As FindLaw explains, there are a number of ways a driver may draw the attention of a law enforcement officer. If you understand the signs that could attract a police officer, you may know how to avoid an unnecessary stop and a field sobriety test. 

Stopping a driver for erratic driving

If you drive in a reckless fashion, a police officer may have probable cause to pull you over. Motorists with a high BAC level may speed while driving, almost collide with another vehicle, or drift in and out of lanes. A law enforcement officer might also stop you for strange driving like stopping when you have no obvious reason to do so, driving too slowly, or braking too often. 

Stopping a driver for other reasons

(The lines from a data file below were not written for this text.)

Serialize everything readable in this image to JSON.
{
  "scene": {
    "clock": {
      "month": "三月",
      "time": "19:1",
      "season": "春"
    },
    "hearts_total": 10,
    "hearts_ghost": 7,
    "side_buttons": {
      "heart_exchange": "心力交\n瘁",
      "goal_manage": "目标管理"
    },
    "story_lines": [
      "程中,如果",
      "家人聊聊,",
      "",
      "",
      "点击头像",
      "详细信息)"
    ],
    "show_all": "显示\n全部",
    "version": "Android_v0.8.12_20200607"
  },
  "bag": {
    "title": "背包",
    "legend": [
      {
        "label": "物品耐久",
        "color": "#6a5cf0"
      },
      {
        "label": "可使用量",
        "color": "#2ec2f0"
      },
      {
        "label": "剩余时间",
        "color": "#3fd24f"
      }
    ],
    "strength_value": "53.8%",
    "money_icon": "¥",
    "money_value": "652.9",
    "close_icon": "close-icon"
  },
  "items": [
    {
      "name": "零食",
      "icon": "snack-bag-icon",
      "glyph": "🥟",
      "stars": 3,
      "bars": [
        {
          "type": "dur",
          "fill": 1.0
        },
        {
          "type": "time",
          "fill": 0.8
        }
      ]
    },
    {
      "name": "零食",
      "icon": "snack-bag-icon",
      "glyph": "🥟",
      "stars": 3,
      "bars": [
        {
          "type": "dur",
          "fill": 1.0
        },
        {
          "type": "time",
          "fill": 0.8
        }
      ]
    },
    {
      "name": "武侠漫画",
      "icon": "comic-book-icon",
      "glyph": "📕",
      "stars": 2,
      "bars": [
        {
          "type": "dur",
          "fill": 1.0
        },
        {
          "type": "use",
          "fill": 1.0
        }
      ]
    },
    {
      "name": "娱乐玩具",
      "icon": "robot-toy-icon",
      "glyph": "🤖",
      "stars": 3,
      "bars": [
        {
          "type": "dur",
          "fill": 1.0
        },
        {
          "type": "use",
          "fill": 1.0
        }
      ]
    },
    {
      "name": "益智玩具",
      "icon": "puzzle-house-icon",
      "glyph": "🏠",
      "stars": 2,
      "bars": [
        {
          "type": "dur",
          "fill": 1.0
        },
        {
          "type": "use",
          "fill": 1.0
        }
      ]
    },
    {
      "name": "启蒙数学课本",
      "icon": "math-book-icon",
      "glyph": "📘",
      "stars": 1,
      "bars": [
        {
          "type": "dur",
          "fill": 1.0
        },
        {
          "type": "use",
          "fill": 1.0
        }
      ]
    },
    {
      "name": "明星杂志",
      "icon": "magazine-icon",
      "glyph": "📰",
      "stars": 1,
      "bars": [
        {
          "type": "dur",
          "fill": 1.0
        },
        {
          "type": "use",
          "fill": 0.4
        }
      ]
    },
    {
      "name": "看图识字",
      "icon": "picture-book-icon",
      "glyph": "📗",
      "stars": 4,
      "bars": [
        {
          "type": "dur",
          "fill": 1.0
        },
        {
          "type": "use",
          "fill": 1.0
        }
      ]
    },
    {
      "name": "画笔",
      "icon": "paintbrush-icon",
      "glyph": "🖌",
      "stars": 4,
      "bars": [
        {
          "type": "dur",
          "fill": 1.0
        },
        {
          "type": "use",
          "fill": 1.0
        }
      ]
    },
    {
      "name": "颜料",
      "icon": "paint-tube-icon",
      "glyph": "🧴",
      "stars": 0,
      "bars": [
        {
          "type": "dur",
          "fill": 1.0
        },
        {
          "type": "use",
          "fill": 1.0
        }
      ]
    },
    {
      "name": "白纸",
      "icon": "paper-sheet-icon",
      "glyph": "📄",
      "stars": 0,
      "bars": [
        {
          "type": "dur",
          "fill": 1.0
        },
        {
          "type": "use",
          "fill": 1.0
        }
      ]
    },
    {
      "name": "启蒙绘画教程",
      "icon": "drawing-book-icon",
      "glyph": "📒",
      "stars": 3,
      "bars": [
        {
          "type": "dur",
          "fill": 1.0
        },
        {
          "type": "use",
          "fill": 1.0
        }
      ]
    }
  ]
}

An officer might pull you over for reasons that have nothing to do with a DWI. If your brake lights are out while driving, an officer may stop you. A problem with your license plate or a broken windshield might also attract police attention. During the stop, the officer might suspect you have a high alcohol level and have you perform a sobriety test. 

Investigating someone who is not driving

The police do not even have to see you drive to think you might have a high BAC level. If another vehicle collides with you, the officer who investigates your accident may suspect alcohol was a factor and test both you and the other driver. You might also run the risk of a police visit if you park somewhere and fall asleep in the driver’s seat.